**Brief:** The records below are to be set down again exactly, with the pictures left out.

[Items from an interface collection]
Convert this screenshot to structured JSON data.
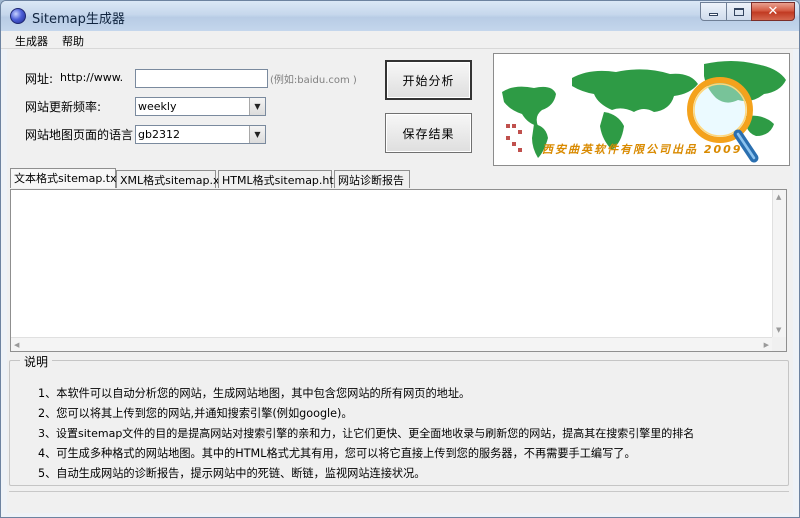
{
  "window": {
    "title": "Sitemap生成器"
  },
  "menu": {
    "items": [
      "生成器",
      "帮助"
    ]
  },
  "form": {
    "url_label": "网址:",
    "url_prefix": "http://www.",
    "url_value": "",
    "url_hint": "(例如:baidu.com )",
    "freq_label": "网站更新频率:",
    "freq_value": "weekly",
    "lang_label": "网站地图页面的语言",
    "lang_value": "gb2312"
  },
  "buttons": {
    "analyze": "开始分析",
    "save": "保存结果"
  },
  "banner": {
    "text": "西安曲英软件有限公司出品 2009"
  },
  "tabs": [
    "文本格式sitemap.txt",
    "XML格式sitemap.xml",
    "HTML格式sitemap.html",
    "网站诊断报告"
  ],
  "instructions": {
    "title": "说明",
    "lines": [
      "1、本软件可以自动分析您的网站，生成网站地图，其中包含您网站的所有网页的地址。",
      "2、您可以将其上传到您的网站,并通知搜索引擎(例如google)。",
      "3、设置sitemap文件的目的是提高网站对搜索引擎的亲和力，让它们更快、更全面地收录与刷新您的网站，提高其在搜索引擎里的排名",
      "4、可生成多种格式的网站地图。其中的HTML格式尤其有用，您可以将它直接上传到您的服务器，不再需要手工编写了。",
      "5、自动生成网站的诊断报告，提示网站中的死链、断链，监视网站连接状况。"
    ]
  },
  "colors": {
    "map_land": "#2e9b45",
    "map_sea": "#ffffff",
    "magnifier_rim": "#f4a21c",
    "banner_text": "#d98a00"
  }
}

**Task answer:**
Convert this screenshot to structured JSON data.
{
  "window": {
    "title": "Sitemap生成器"
  },
  "menu": {
    "items": [
      "生成器",
      "帮助"
    ]
  },
  "form": {
    "url_label": "网址:",
    "url_prefix": "http://www.",
    "url_value": "",
    "url_hint": "(例如:baidu.com )",
    "freq_label": "网站更新频率:",
    "freq_value": "weekly",
    "lang_label": "网站地图页面的语言",
    "lang_value": "gb2312"
  },
  "buttons": {
    "analyze": "开始分析",
    "save": "保存结果"
  },
  "banner": {
    "text": "西安曲英软件有限公司出品 2009"
  },
  "tabs": [
    "文本格式sitemap.txt",
    "XML格式sitemap.xml",
    "HTML格式sitemap.html",
    "网站诊断报告"
  ],
  "instructions": {
    "title": "说明",
    "lines": [
      "1、本软件可以自动分析您的网站，生成网站地图，其中包含您网站的所有网页的地址。",
      "2、您可以将其上传到您的网站,并通知搜索引擎(例如google)。",
      "3、设置sitemap文件的目的是提高网站对搜索引擎的亲和力，让它们更快、更全面地收录与刷新您的网站，提高其在搜索引擎里的排名",
      "4、可生成多种格式的网站地图。其中的HTML格式尤其有用，您可以将它直接上传到您的服务器，不再需要手工编写了。",
      "5、自动生成网站的诊断报告，提示网站中的死链、断链，监视网站连接状况。"
    ]
  },
  "colors": {
    "map_land": "#2e9b45",
    "map_sea": "#ffffff",
    "magnifier_rim": "#f4a21c",
    "banner_text": "#d98a00"
  }
}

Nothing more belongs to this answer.